Thus, from the perspective of the Alma redemptoris, the human drama collapses and we find ourselves instead floundering about only for some form, some object, some instrument from which to manifest our sound, anything capable of producing our melody, anything which resonates or reverberates, moving like a plague which hungers only for perpetuity and transmission. A song sees no difference between life and death; it does not care for boundaries between the animate and the inanimate, but situates itself comfortably in the liminal space between the two. A musical body can be living or dead, often both; what is a harp, to our eyes, but a sonorous Frankenstein-like corpse of harvested tree and gut string, or, as Holsinger has illustrated, the crucified body of Jesus, his ribs and sinews like reverberating strings? (6) But for music, the harp is a mother, a sire, a creator; music finds life in death, just as the Alma Redemptoris perpetuates itself in the “ycorven” throat of a child’s corpse in the Prioress’s Tale.
1. Timothy Morton, The Ecological Thought (Harvard UP, 2010), 66.
2. Ian Bogost, Alien Phenomenology, or what it’s like to be a thing (Minneapolis: University of Minnesota Press, 2012), 100.
3. Bruce Holsinger, Music, Body and Desire in Medieval Culture: Hildegard of Bingen to Chaucer (Stanford: Stanford UP, 2001), 291.
4. I defend my decision to use an extended metaphor by citing Bogost himself, who argues that “alien phenomenology accepts that the subjective character of experiences cannot be fully recuperated objectively…[thus] the only way to perform alien phenomenology is by analogy” (Alien Phenomenology, 64).
5. The Canterbury Tales, VII 520. All quotations from Prioress’s Tale are taken from Larry D. Benson, gen. ed., The Riverside Chaucer (Boston: Houghton Mifflin, 1987).
6. Holsinger, Music, Body and Desire.
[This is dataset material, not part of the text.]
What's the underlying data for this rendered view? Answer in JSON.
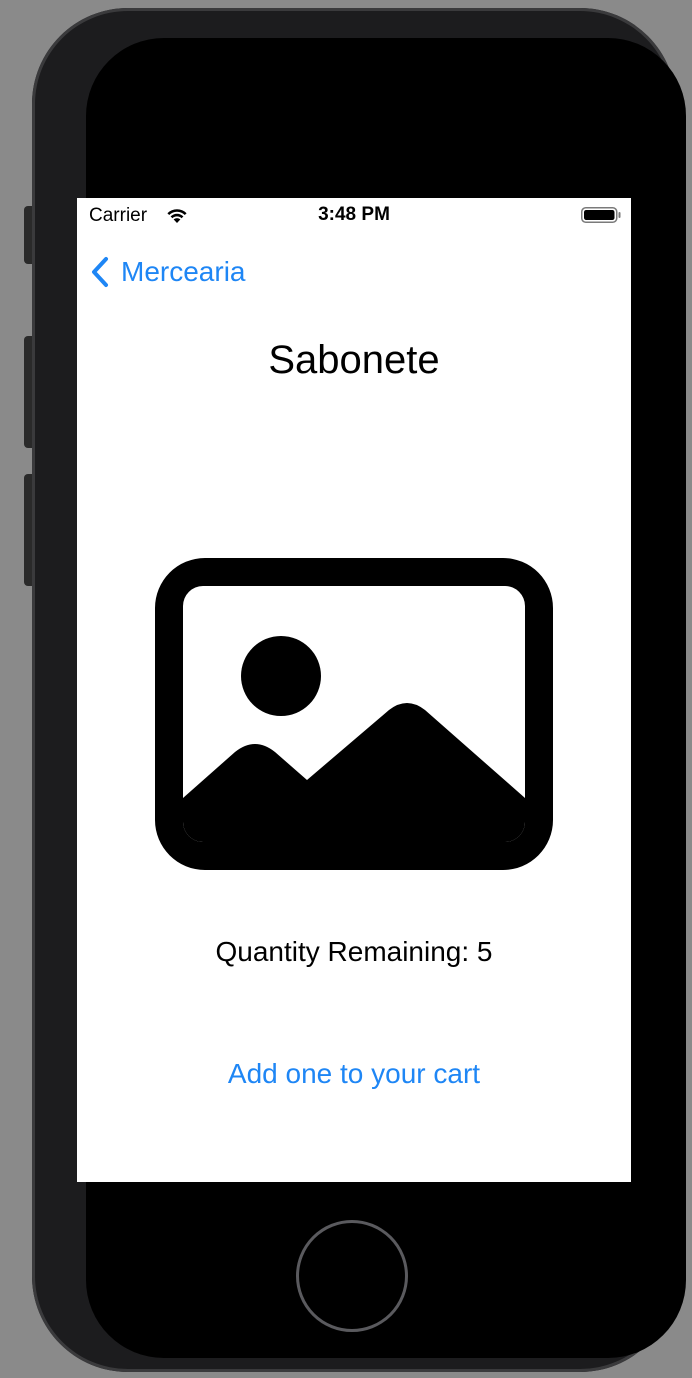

See Ch. 5, “The Musical Body in Pain: Passion, Percussion, and Melody in Thirteenth-Century Religious Practice.”